Thanksgiving festivities have certainly evolved over the years. The ways we celebrate (or avoid) the holiday have changed: from localized practices, to written laws, to time-honored traditions. Let’s explore some interesting facts that establish the way we observe this autumn harvest festival.
When do people celebrate thanksgiving?
Thanksgiving has historically been held on various days:
- 1815: President James Madison proclaims two Thanksgivings: one in spring and one in fall.
- 1939-1940: President Franklin D. Roosevelt lengthens the shopping season for depression-era retailers by setting Thanksgiving on the third Thursday in November.
- 1941: Congress passes a joint resolution that officially establishes the fourth Thursday in November as Thanksgiving.
The presidential turkey pardon
It’s a well-established tradition to gift the president with a turkey:
- Unlike thousands of other turkeys on this holiday, the presidential turkey receives a pardon and lives the rest of its life at an animal sanctuary.
- The first turkey pardon was in 1865 when President Abraham Lincoln spared a Christmas turkey that his son took a liking to.
- Over 100 years later, President John F. Kennedy spared another turkey on Thanksgiving, saying, “Let’s keep it going.” The tradition remains in practice today.
Buy your liquor ahead of time
- Many states have laws against selling liquor on Thanksgiving.

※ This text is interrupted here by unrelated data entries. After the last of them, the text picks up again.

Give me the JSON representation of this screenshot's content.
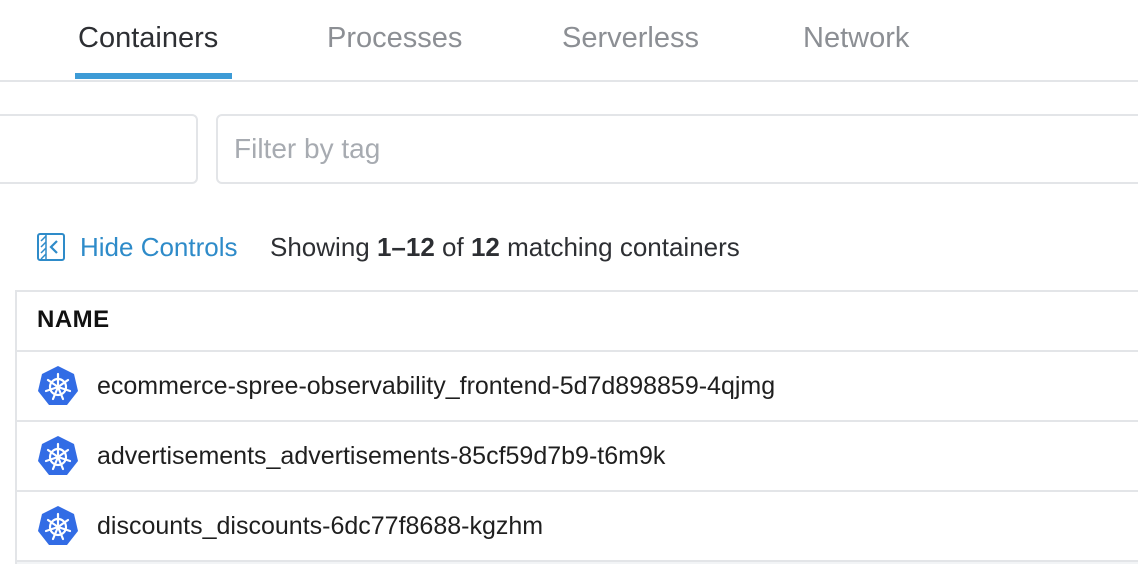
{
  "tabs": [
    {
      "label": "Containers",
      "active": true
    },
    {
      "label": "Processes",
      "active": false
    },
    {
      "label": "Serverless",
      "active": false
    },
    {
      "label": "Network",
      "active": false
    }
  ],
  "filter": {
    "tag_placeholder": "Filter by tag"
  },
  "controls": {
    "hide_label": "Hide Controls",
    "showing_prefix": "Showing ",
    "range": "1–12",
    "of_text": " of ",
    "total": "12",
    "suffix": " matching containers"
  },
  "table": {
    "header": "NAME",
    "rows": [
      {
        "name": "ecommerce-spree-observability_frontend-5d7d898859-4qjmg",
        "icon": "kubernetes-icon"
      },
      {
        "name": "advertisements_advertisements-85cf59d7b9-t6m9k",
        "icon": "kubernetes-icon"
      },
      {
        "name": "discounts_discounts-6dc77f8688-kgzhm",
        "icon": "kubernetes-icon"
      }
    ]
  },
  "colors": {
    "accent": "#3d9bd6",
    "link": "#2e8bc9",
    "kubernetes": "#326ce5"
  }
}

Some laws ban liquor sales entirely, limit the type of liquor available, or specify where you can buy it.
- In Connecticut, Massachusetts, North Dakota, and Tennessee, you can buy booze in a restaurant or bar but not off premises. In Alabama, you can purchase beer and wine but not spirits.
- For residents of Delaware and Kansas, there are no sales of alcohol permitted on Thanksgiving. Kansas still hasn’t ratified the Twenty-first Amendment, which repealed nationwide prohibition in 1933.
Why are stores closed on Thanksgiving?
“Blue laws” (also known as Sunday laws) were first passed in the Colonial Era. The laws prohibit or limit the kinds of business you can conduct on religious holidays:
- Some states require that businesses apply for a permit in order to open on Thanksgiving.
- There are exceptions to blue laws if a business’ closure would cause serious suffering, loss, damage, or public inconvenience.
- Many states have no labor restrictions on holidays. The states that do uphold these blue laws are slowly phasing them out.
Celebrate Thanksgiving your way!
No matter how you celebrate—whether it’s a gigantic feast or a dinner for one—we hope you have a fantastic Thanksgiving! Here’s an infographic to help illustrate some of the strange (but true) Thanksgiving traditions.